Stored records:
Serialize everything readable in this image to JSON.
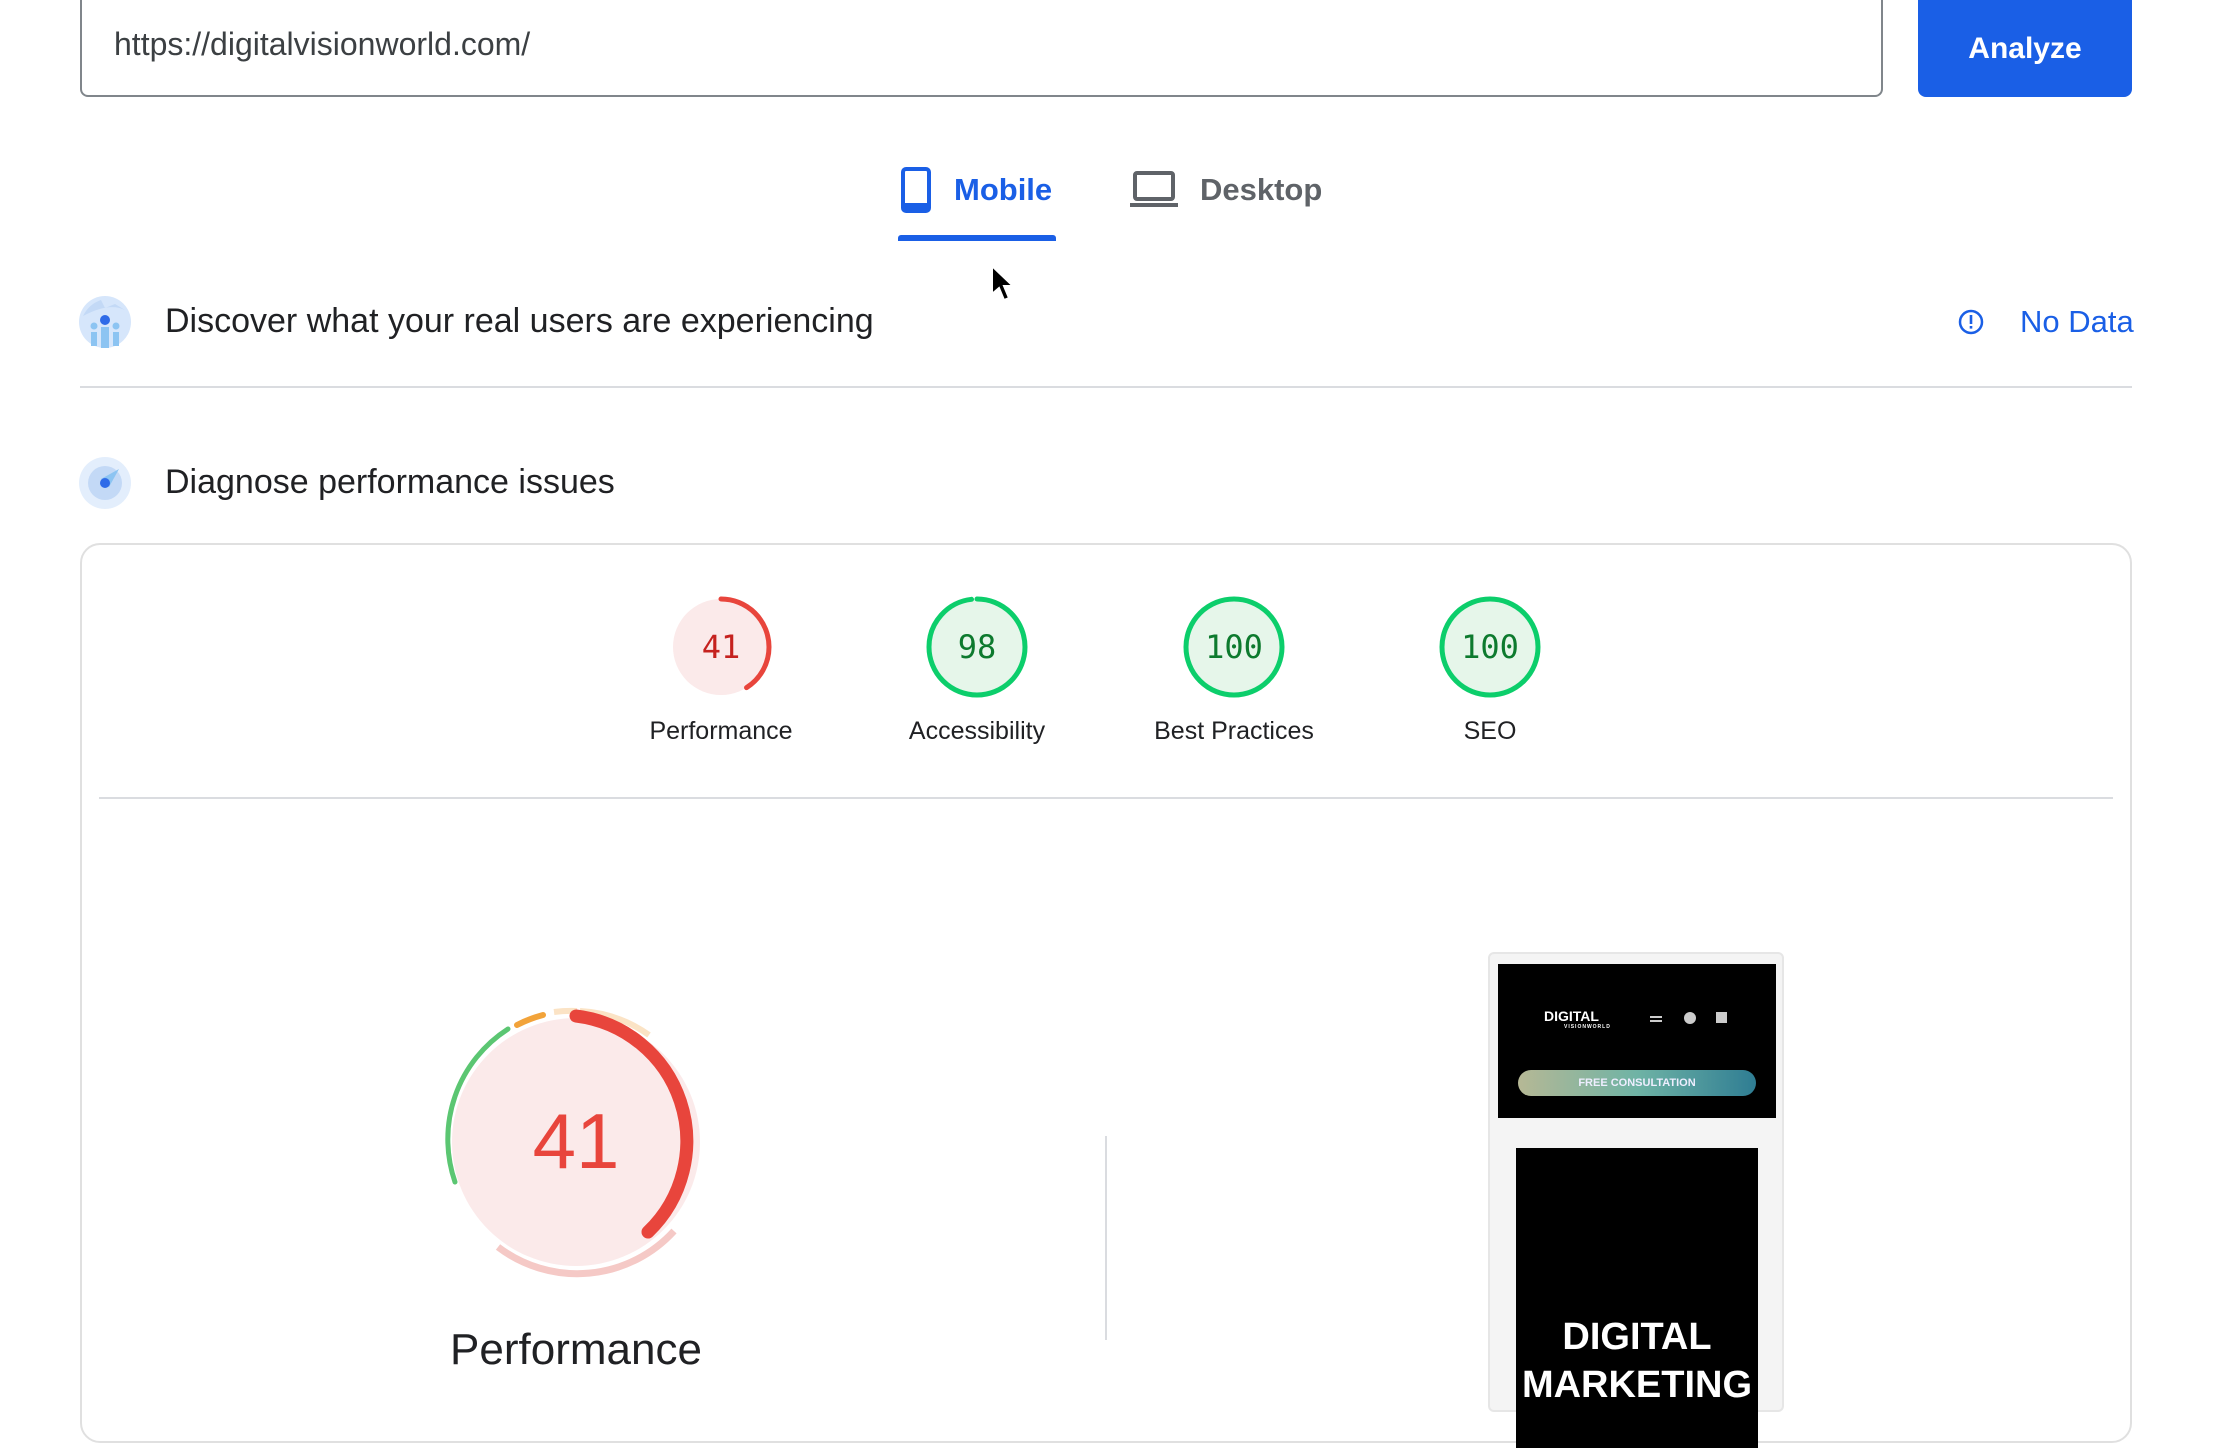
{
  "search": {
    "url": "https://digitalvisionworld.com/",
    "analyze_label": "Analyze"
  },
  "tabs": [
    {
      "label": "Mobile",
      "icon": "smartphone-icon",
      "active": true
    },
    {
      "label": "Desktop",
      "icon": "laptop-icon",
      "active": false
    }
  ],
  "field_data": {
    "title": "Discover what your real users are experiencing",
    "status": "No Data",
    "icon": "info-icon"
  },
  "lab_data": {
    "title": "Diagnose performance issues"
  },
  "scores": [
    {
      "label": "Performance",
      "value": 41,
      "status": "fail"
    },
    {
      "label": "Accessibility",
      "value": 98,
      "status": "pass"
    },
    {
      "label": "Best Practices",
      "value": 100,
      "status": "pass"
    },
    {
      "label": "SEO",
      "value": 100,
      "status": "pass"
    }
  ],
  "main_gauge": {
    "label": "Performance",
    "value": 41
  },
  "screenshot": {
    "brand": "DIGITAL",
    "brand_sub": "VISIONWORLD",
    "cta": "FREE CONSULTATION",
    "hero": "DIGITAL MARKETING"
  },
  "colors": {
    "accent": "#1a5fe6",
    "fail": "#e8453c",
    "fail_bg": "#fbeaea",
    "pass": "#0cce6b",
    "pass_text": "#0d7a2e",
    "pass_bg": "#e6f6ea",
    "average": "#f2a33a"
  }
}
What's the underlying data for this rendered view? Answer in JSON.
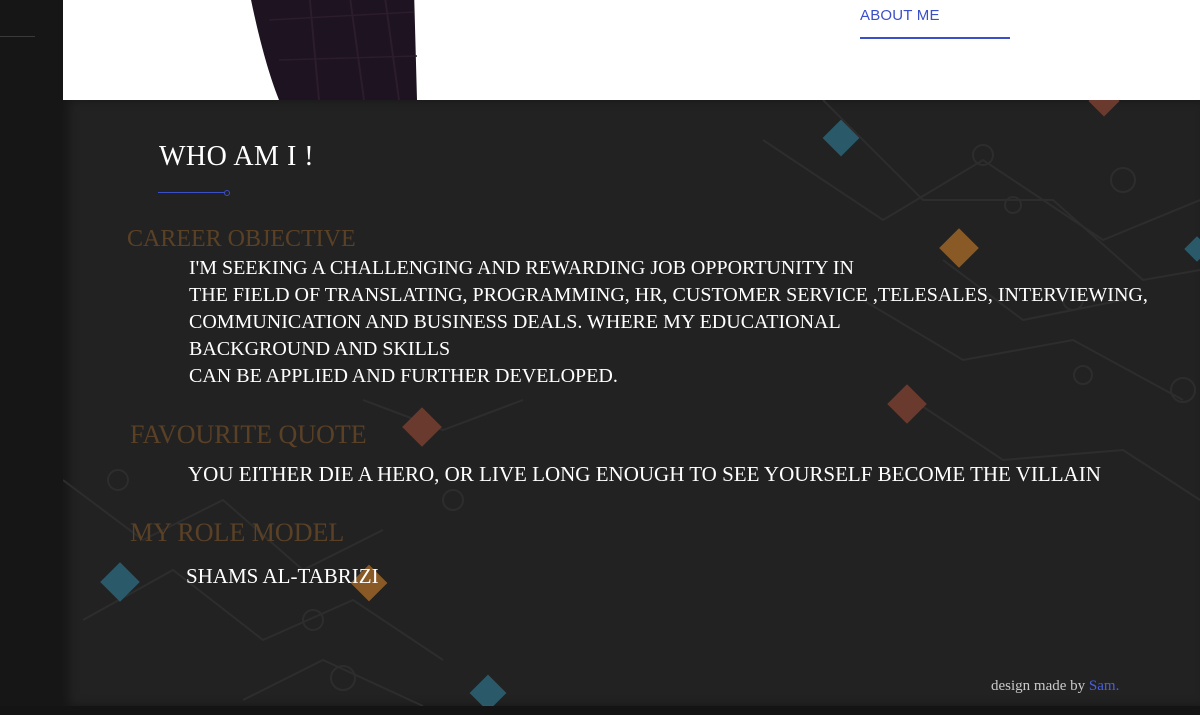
{
  "nav": {
    "about_label": "ABOUT ME"
  },
  "main": {
    "title": "WHO AM I !",
    "sections": [
      {
        "heading": "CAREER OBJECTIVE",
        "lines": [
          "I'M SEEKING A CHALLENGING AND REWARDING JOB OPPORTUNITY IN",
          "THE FIELD OF TRANSLATING, PROGRAMMING, HR, CUSTOMER SERVICE ,TELESALES, INTERVIEWING,",
          "COMMUNICATION AND BUSINESS DEALS. WHERE MY EDUCATIONAL",
          "BACKGROUND AND SKILLS",
          "CAN BE APPLIED AND FURTHER DEVELOPED."
        ]
      },
      {
        "heading": "FAVOURITE QUOTE",
        "text": "YOU EITHER DIE A HERO, OR LIVE LONG ENOUGH TO SEE YOURSELF BECOME THE VILLAIN"
      },
      {
        "heading": "MY ROLE MODEL",
        "text": "SHAMS AL-TABRIZI"
      }
    ]
  },
  "footer": {
    "credit_prefix": "design made by",
    "credit_author": "Sam."
  },
  "colors": {
    "accent": "#3b4fc8",
    "heading": "#5a4126",
    "panel_bg": "#222222",
    "text": "#ffffff"
  }
}
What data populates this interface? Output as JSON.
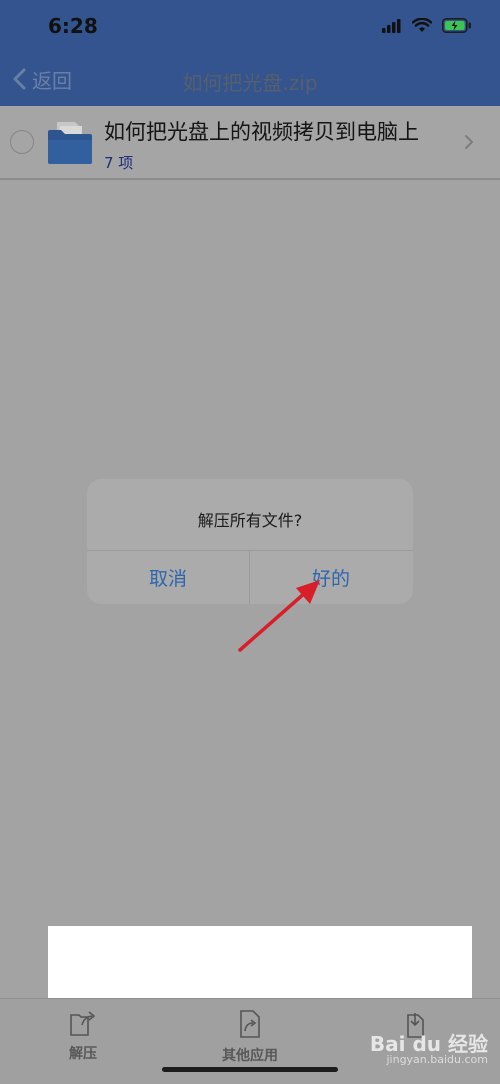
{
  "status_bar": {
    "time": "6:28"
  },
  "nav": {
    "back_label": "返回",
    "title": "如何把光盘.zip"
  },
  "file_item": {
    "name": "如何把光盘上的视频拷贝到电脑上",
    "count": "7 项"
  },
  "dialog": {
    "message": "解压所有文件?",
    "cancel_label": "取消",
    "ok_label": "好的"
  },
  "tab_bar": {
    "items": [
      {
        "label": "解压"
      },
      {
        "label": "其他应用"
      },
      {
        "label": ""
      }
    ]
  },
  "watermark": {
    "brand": "Bai du 经验",
    "url": "jingyan.baidu.com"
  },
  "colors": {
    "nav_bg": "#33548f",
    "dialog_button": "#2f65ad",
    "annotation_arrow": "#d81e2a"
  }
}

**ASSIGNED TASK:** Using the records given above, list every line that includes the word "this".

**WRITTEN ANSWER:**
Serialize everything readable in this image to JSON.
What's the underlying data for this rendered view? Answer in JSON.
What data populates this interface? Output as JSON.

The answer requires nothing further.